Junior Heaven Herrold said her rubbings from the walls of “Input” formed the phrase “bits in me resemble bits of you.”

“I chose this phrase because I love my mother and wanted to let her know that,” Herrold said.

Interior architecture major Joanna Stoltzfus, who is taking the class as a prerequisite, said “giving thanks memories and moments” was her rubbings phrase.

“It is me recognizing that everything we do in life, every moment, is valuable and creates the memories that we have,” Stoltzfus said. “I’m just thankful for these memories.”

Rubbings on wall

Freshman studio art major Emily Herbst said she chose her words because they were beautiful and she always associates words with colors.

“I chose ‘rose, freeze, novel, map and silver,’” Herbst said. “I found them as the most beautiful words on that entire monument, they were the most brilliant and bright words that appeared to me.”

Student tracing

Herbst said the project was a creative way to look at public art, which is often misunderstood.

“People don’t always appreciate it and realize why it’s public,” Herbst said. “After this class, now I understand the Maya Lin piece. There’s no set meaning to it and it’s open to everyone’s interpretation.”

Rubbings wall

Esposito said there's been a lot of criticism of “Input” because people feel like they should be able to play football and other games at Bicentennial Park and there's no image to look at.

“They don't understand why it's there, but it's something they can celebrate,” Esposito said.

Esposito class rubbings

Esposito said “Input” was made to be an anti-monument because it’s not highly visible and unchanging like many traditional monuments, such as the Washington Monument and the Lincoln Memorial.

“In these times, anti-monuments are not static, but change with the participation of the viewer. You have an experience and it is there for people to take something away from it.” she said.

Rubbings wall

Esposito said it's important for us to appreciate Maya Lin’s vision and her contributions to memorials.

In November, President Barack Obama awarded Lin a Presidential Medal of Freedom for her career accomplishments. The award is the highest civilian honor for standouts in the arts, human rights, politics, public service and sports.

“Input is regional in its voice, but Maya Lin is a globally renowned artist. This project is an opportunity for students to tie a regional artwork to global ideas,” Esposito said.

Graffiti Wall

A closer look at ‘Input’ and the Lins

Maya Lin is one of the world’s most famous architectural designers and landscape artists, while her brother, Tan Lin, is a poet and English professor. The Lin siblings were born and raised in Athens, Ohio, while both of their parents worked at Ohio University.

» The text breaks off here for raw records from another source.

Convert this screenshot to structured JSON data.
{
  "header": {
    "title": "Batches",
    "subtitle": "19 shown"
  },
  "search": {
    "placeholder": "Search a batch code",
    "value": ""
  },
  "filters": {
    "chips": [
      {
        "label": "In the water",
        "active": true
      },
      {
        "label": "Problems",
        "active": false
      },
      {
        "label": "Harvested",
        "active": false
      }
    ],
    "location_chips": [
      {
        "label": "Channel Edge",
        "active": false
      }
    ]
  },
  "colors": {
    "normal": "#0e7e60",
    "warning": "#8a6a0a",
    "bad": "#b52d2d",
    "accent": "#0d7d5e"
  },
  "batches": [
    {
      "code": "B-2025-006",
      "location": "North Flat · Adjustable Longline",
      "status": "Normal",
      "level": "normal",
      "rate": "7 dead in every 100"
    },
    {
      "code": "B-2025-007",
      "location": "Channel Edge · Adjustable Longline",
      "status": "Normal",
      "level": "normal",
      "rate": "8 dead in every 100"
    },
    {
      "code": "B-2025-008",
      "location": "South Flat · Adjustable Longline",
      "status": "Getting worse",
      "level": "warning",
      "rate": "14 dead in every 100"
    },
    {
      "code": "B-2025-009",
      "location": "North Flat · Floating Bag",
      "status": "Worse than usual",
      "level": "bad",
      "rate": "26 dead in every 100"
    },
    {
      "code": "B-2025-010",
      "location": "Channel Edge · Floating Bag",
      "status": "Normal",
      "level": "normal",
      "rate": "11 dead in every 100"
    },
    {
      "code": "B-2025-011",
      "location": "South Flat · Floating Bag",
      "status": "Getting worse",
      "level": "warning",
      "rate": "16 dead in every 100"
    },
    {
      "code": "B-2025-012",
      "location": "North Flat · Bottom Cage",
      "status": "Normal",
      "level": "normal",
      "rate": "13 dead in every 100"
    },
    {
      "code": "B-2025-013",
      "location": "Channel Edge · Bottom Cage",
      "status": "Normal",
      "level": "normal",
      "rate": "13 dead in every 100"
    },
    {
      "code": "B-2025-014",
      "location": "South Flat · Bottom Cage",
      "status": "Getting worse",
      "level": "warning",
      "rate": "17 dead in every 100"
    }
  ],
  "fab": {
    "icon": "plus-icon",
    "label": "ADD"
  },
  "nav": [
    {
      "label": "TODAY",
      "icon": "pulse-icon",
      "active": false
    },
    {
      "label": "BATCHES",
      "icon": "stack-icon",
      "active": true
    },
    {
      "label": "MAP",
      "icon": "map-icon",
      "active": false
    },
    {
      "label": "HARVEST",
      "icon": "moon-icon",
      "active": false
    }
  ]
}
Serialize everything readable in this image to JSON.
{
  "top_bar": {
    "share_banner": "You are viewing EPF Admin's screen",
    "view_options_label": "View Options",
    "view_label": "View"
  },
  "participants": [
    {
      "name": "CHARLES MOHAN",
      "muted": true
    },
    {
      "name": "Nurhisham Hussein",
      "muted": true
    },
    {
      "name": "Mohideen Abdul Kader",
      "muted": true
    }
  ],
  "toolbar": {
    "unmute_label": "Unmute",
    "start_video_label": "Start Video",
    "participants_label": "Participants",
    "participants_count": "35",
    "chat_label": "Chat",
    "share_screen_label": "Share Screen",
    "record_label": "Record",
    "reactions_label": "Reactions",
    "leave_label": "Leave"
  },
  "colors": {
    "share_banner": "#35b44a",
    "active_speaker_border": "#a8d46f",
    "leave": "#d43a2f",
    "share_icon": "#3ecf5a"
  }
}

Their earthwork installation, “Input,” which is part of the University’s 3.5-acre Bicentennial Park in front of Walter Hall on West Green, was revealed in May 2004 as part of Ohio University’s Bicentennial Celebration.

Maya Lin, who studied computer programming at Ohio University, as an Athens High School student said “Input” reflects the siblings’ shared memories of Athens and Ohio University. The installation, which has been described as a "landscape of words," consists of 21 rectangles, some raised and some depressed, resembling computer punch cards that were a mainstay of early programming courses. 

The Lins created “Input” as a memorial to their late father, Henry Lin, a former ceramics professor who served as dean of the Ohio University College of Fine Arts. He died in 1989. Their mother Julia Lin was a professor emerita of English who died in August 2013.